In the words of late American author Robert Byrne: “The purpose of life is a life of purpose.” Some of us are lucky enough to find ours, some live out their lives struggling to. But what happens when you lose that purpose? Do you give up or keep on going? That’s exactly what The Rider is all about. Chloé Zhao’s second directorial venture takes us on a journey of suffering, struggle and acceptance.
Almost entirely based on a true story, it revolves around Brady Blackburn, a rising star in the rodeo circuit who suffered a horrific bronco accident in 2016 when a horse stamped on his skull. We are introduced to him during his recovery, as he goes about life and struggles to come to grips with the harsh reality that his rodeo career might well be over. Zhao masterfully weaves a believable world; an achievement only magnified by the fact that the cast consists of non-professional actors playing cinematic versions of themselves.

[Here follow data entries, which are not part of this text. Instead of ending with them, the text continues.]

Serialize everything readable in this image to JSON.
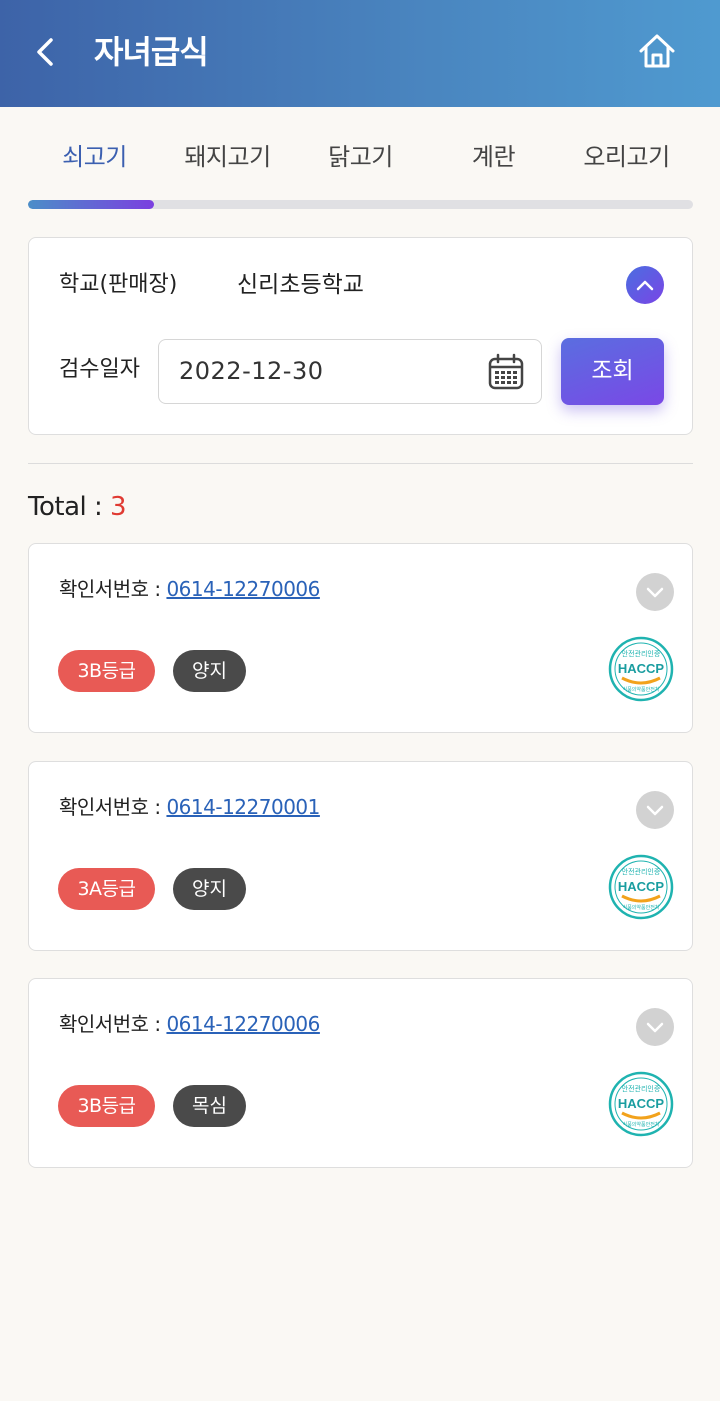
{
  "header": {
    "title": "자녀급식",
    "back_icon": "chevron-left-icon",
    "home_icon": "home-icon"
  },
  "tabs": [
    {
      "label": "쇠고기",
      "active": true
    },
    {
      "label": "돼지고기",
      "active": false
    },
    {
      "label": "닭고기",
      "active": false
    },
    {
      "label": "계란",
      "active": false
    },
    {
      "label": "오리고기",
      "active": false
    }
  ],
  "tab_progress": 0.19,
  "search": {
    "school_label": "학교(판매장)",
    "school_value": "신리초등학교",
    "date_label": "검수일자",
    "date_value": "2022-12-30",
    "submit_label": "조회"
  },
  "results": {
    "total_label": "Total : ",
    "total_count": "3",
    "items": [
      {
        "cert_label": "확인서번호 : ",
        "cert_no": "0614-12270006",
        "grade": "3B등급",
        "part": "양지",
        "cert_badge": "HACCP"
      },
      {
        "cert_label": "확인서번호 : ",
        "cert_no": "0614-12270001",
        "grade": "3A등급",
        "part": "양지",
        "cert_badge": "HACCP"
      },
      {
        "cert_label": "확인서번호 : ",
        "cert_no": "0614-12270006",
        "grade": "3B등급",
        "part": "목심",
        "cert_badge": "HACCP"
      }
    ]
  },
  "haccp_seal": {
    "top": "안전관리인증",
    "main": "HACCP",
    "bottom": "식품의약품안전처"
  },
  "colors": {
    "header_start": "#3d63a8",
    "header_end": "#4f9ad0",
    "accent": "#7a45e6",
    "total_count": "#e03a32",
    "grade_badge": "#e85a55",
    "part_badge": "#4a4a4a",
    "link": "#2a62b8",
    "haccp": "#1fb3b0"
  }
}
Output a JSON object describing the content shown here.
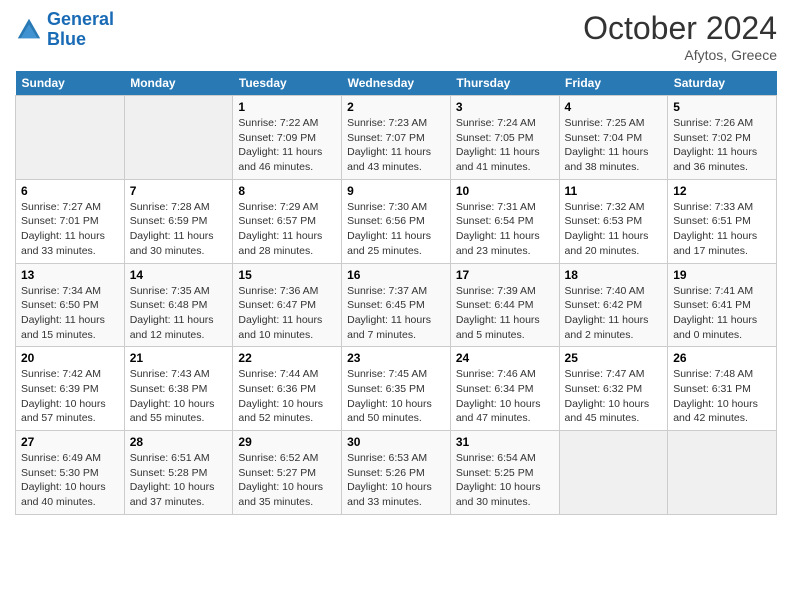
{
  "header": {
    "logo_line1": "General",
    "logo_line2": "Blue",
    "title": "October 2024",
    "subtitle": "Afytos, Greece"
  },
  "days_of_week": [
    "Sunday",
    "Monday",
    "Tuesday",
    "Wednesday",
    "Thursday",
    "Friday",
    "Saturday"
  ],
  "weeks": [
    [
      {
        "num": "",
        "sunrise": "",
        "sunset": "",
        "daylight": "",
        "empty": true
      },
      {
        "num": "",
        "sunrise": "",
        "sunset": "",
        "daylight": "",
        "empty": true
      },
      {
        "num": "1",
        "sunrise": "Sunrise: 7:22 AM",
        "sunset": "Sunset: 7:09 PM",
        "daylight": "Daylight: 11 hours and 46 minutes."
      },
      {
        "num": "2",
        "sunrise": "Sunrise: 7:23 AM",
        "sunset": "Sunset: 7:07 PM",
        "daylight": "Daylight: 11 hours and 43 minutes."
      },
      {
        "num": "3",
        "sunrise": "Sunrise: 7:24 AM",
        "sunset": "Sunset: 7:05 PM",
        "daylight": "Daylight: 11 hours and 41 minutes."
      },
      {
        "num": "4",
        "sunrise": "Sunrise: 7:25 AM",
        "sunset": "Sunset: 7:04 PM",
        "daylight": "Daylight: 11 hours and 38 minutes."
      },
      {
        "num": "5",
        "sunrise": "Sunrise: 7:26 AM",
        "sunset": "Sunset: 7:02 PM",
        "daylight": "Daylight: 11 hours and 36 minutes."
      }
    ],
    [
      {
        "num": "6",
        "sunrise": "Sunrise: 7:27 AM",
        "sunset": "Sunset: 7:01 PM",
        "daylight": "Daylight: 11 hours and 33 minutes."
      },
      {
        "num": "7",
        "sunrise": "Sunrise: 7:28 AM",
        "sunset": "Sunset: 6:59 PM",
        "daylight": "Daylight: 11 hours and 30 minutes."
      },
      {
        "num": "8",
        "sunrise": "Sunrise: 7:29 AM",
        "sunset": "Sunset: 6:57 PM",
        "daylight": "Daylight: 11 hours and 28 minutes."
      },
      {
        "num": "9",
        "sunrise": "Sunrise: 7:30 AM",
        "sunset": "Sunset: 6:56 PM",
        "daylight": "Daylight: 11 hours and 25 minutes."
      },
      {
        "num": "10",
        "sunrise": "Sunrise: 7:31 AM",
        "sunset": "Sunset: 6:54 PM",
        "daylight": "Daylight: 11 hours and 23 minutes."
      },
      {
        "num": "11",
        "sunrise": "Sunrise: 7:32 AM",
        "sunset": "Sunset: 6:53 PM",
        "daylight": "Daylight: 11 hours and 20 minutes."
      },
      {
        "num": "12",
        "sunrise": "Sunrise: 7:33 AM",
        "sunset": "Sunset: 6:51 PM",
        "daylight": "Daylight: 11 hours and 17 minutes."
      }
    ],
    [
      {
        "num": "13",
        "sunrise": "Sunrise: 7:34 AM",
        "sunset": "Sunset: 6:50 PM",
        "daylight": "Daylight: 11 hours and 15 minutes."
      },
      {
        "num": "14",
        "sunrise": "Sunrise: 7:35 AM",
        "sunset": "Sunset: 6:48 PM",
        "daylight": "Daylight: 11 hours and 12 minutes."
      },
      {
        "num": "15",
        "sunrise": "Sunrise: 7:36 AM",
        "sunset": "Sunset: 6:47 PM",
        "daylight": "Daylight: 11 hours and 10 minutes."
      },
      {
        "num": "16",
        "sunrise": "Sunrise: 7:37 AM",
        "sunset": "Sunset: 6:45 PM",
        "daylight": "Daylight: 11 hours and 7 minutes."
      },
      {
        "num": "17",
        "sunrise": "Sunrise: 7:39 AM",
        "sunset": "Sunset: 6:44 PM",
        "daylight": "Daylight: 11 hours and 5 minutes."
      },
      {
        "num": "18",
        "sunrise": "Sunrise: 7:40 AM",
        "sunset": "Sunset: 6:42 PM",
        "daylight": "Daylight: 11 hours and 2 minutes."
      },
      {
        "num": "19",
        "sunrise": "Sunrise: 7:41 AM",
        "sunset": "Sunset: 6:41 PM",
        "daylight": "Daylight: 11 hours and 0 minutes."
      }
    ],
    [
      {
        "num": "20",
        "sunrise": "Sunrise: 7:42 AM",
        "sunset": "Sunset: 6:39 PM",
        "daylight": "Daylight: 10 hours and 57 minutes."
      },
      {
        "num": "21",
        "sunrise": "Sunrise: 7:43 AM",
        "sunset": "Sunset: 6:38 PM",
        "daylight": "Daylight: 10 hours and 55 minutes."
      },
      {
        "num": "22",
        "sunrise": "Sunrise: 7:44 AM",
        "sunset": "Sunset: 6:36 PM",
        "daylight": "Daylight: 10 hours and 52 minutes."
      },
      {
        "num": "23",
        "sunrise": "Sunrise: 7:45 AM",
        "sunset": "Sunset: 6:35 PM",
        "daylight": "Daylight: 10 hours and 50 minutes."
      },
      {
        "num": "24",
        "sunrise": "Sunrise: 7:46 AM",
        "sunset": "Sunset: 6:34 PM",
        "daylight": "Daylight: 10 hours and 47 minutes."
      },
      {
        "num": "25",
        "sunrise": "Sunrise: 7:47 AM",
        "sunset": "Sunset: 6:32 PM",
        "daylight": "Daylight: 10 hours and 45 minutes."
      },
      {
        "num": "26",
        "sunrise": "Sunrise: 7:48 AM",
        "sunset": "Sunset: 6:31 PM",
        "daylight": "Daylight: 10 hours and 42 minutes."
      }
    ],
    [
      {
        "num": "27",
        "sunrise": "Sunrise: 6:49 AM",
        "sunset": "Sunset: 5:30 PM",
        "daylight": "Daylight: 10 hours and 40 minutes."
      },
      {
        "num": "28",
        "sunrise": "Sunrise: 6:51 AM",
        "sunset": "Sunset: 5:28 PM",
        "daylight": "Daylight: 10 hours and 37 minutes."
      },
      {
        "num": "29",
        "sunrise": "Sunrise: 6:52 AM",
        "sunset": "Sunset: 5:27 PM",
        "daylight": "Daylight: 10 hours and 35 minutes."
      },
      {
        "num": "30",
        "sunrise": "Sunrise: 6:53 AM",
        "sunset": "Sunset: 5:26 PM",
        "daylight": "Daylight: 10 hours and 33 minutes."
      },
      {
        "num": "31",
        "sunrise": "Sunrise: 6:54 AM",
        "sunset": "Sunset: 5:25 PM",
        "daylight": "Daylight: 10 hours and 30 minutes."
      },
      {
        "num": "",
        "sunrise": "",
        "sunset": "",
        "daylight": "",
        "empty": true
      },
      {
        "num": "",
        "sunrise": "",
        "sunset": "",
        "daylight": "",
        "empty": true
      }
    ]
  ]
}
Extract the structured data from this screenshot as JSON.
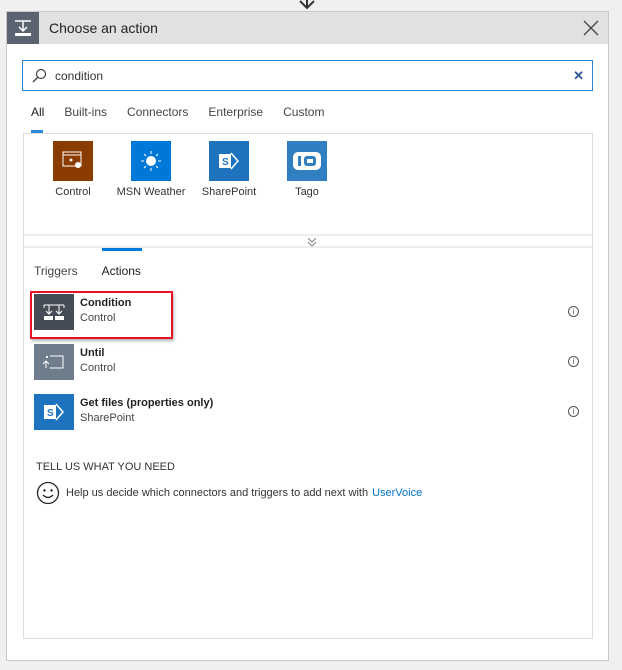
{
  "header": {
    "title": "Choose an action",
    "icon": "condition-icon",
    "close_icon": "close-icon"
  },
  "search": {
    "value": "condition",
    "icon": "search-icon",
    "clear_icon": "clear-icon"
  },
  "tabs": [
    {
      "label": "All",
      "active": true
    },
    {
      "label": "Built-ins"
    },
    {
      "label": "Connectors"
    },
    {
      "label": "Enterprise"
    },
    {
      "label": "Custom"
    }
  ],
  "connectors": [
    {
      "label": "Control",
      "color": "#8a3b00",
      "icon": "control-icon"
    },
    {
      "label": "MSN Weather",
      "color": "#0078d7",
      "icon": "sun-icon"
    },
    {
      "label": "SharePoint",
      "color": "#1e73be",
      "icon": "sharepoint-icon"
    },
    {
      "label": "Tago",
      "color": "#2f7fc1",
      "icon": "tago-icon"
    }
  ],
  "expand_icon": "chevron-double-down-icon",
  "subtabs": [
    {
      "label": "Triggers"
    },
    {
      "label": "Actions",
      "active": true
    }
  ],
  "actions": [
    {
      "title": "Condition",
      "subtitle": "Control",
      "color": "#464c56",
      "icon": "condition-icon",
      "highlighted": true
    },
    {
      "title": "Until",
      "subtitle": "Control",
      "color": "#6e7c8c",
      "icon": "until-icon"
    },
    {
      "title": "Get files (properties only)",
      "subtitle": "SharePoint",
      "color": "#1e73be",
      "icon": "sharepoint-icon"
    }
  ],
  "feedback": {
    "heading": "TELL US WHAT YOU NEED",
    "text": "Help us decide which connectors and triggers to add next with",
    "link": "UserVoice",
    "icon": "smiley-icon"
  },
  "colors": {
    "accent": "#2b88d8",
    "highlight": "#e81123",
    "link": "#0072c6"
  }
}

The protagonist repeatedly claims he’ll be back at the rodeo soon, all the while suffering seizures which remind him of the accident’s consequences. He chooses to ignore his injuries and refuses to rest, continuing to train and ride horses. Inevitably, he is struck by a life-threatening seizure with doctors telling him never to ride again. Stuck between the only thing he is good at and what is undeniably for his own good, he comes across as a vulnerable character many would relate to.
Brady Jandreau’s portrayal of his renamed version is simply stunning. You can vividly see the pain through his eyes, feel the distress through his actions. Lilly Jandreau, who plays the likeable sister with autism, steals the show every time she’s on screen. Their father, Tim, is completely convincing as Wayne Blackburn, the stern father who is supportive at heart. The few scenes featuring Brady’s best friend, Lane Scott, who was left disabled after a car accident, are enough to move anybody. Apart from the main cast, each actor does justice to their role despite limited screen time. The film would be nowhere near what it is without the stellar performances.
Brady’s fate is expertly and subtly foreshadowed through his horse, Apollo, whom he buys and trains during the course of the movie. After an attempt to jump the fence and escape leaves Apollo with an incurable injury in his leg, Brady’s father has to put him down after he is unable to do it himself. A parallel can be drawn between Brady and his horse. They’re both hurt and ‘put down’ in different ways, with Brady forced to let go of his purpose.
The Rider has a lot going for it, but it’s not flawless. The narrative occasionally lingers, especially during the initial stages as we’re made familiar with a day in Brady’s life, but slowly picks up pace as the minutes go by. Visually, it’s nothing short of a feast for the eyes. A shot where you see Brady riding his horse, Gus, down a field is utterly mesmerising. The poignant background score and gripping dialogues at few points add to its arsenal.
“I believe God gives each of us a purpose, for a horse, it’s to run across a prairie. For a cowboy it’s to ride,” Brady announces at one point, perfectly capturing the essence of the movie. A filmic gem that won’t be forgotten for years to come, The Rider works because it is real, and perhaps more importantly, it feels real.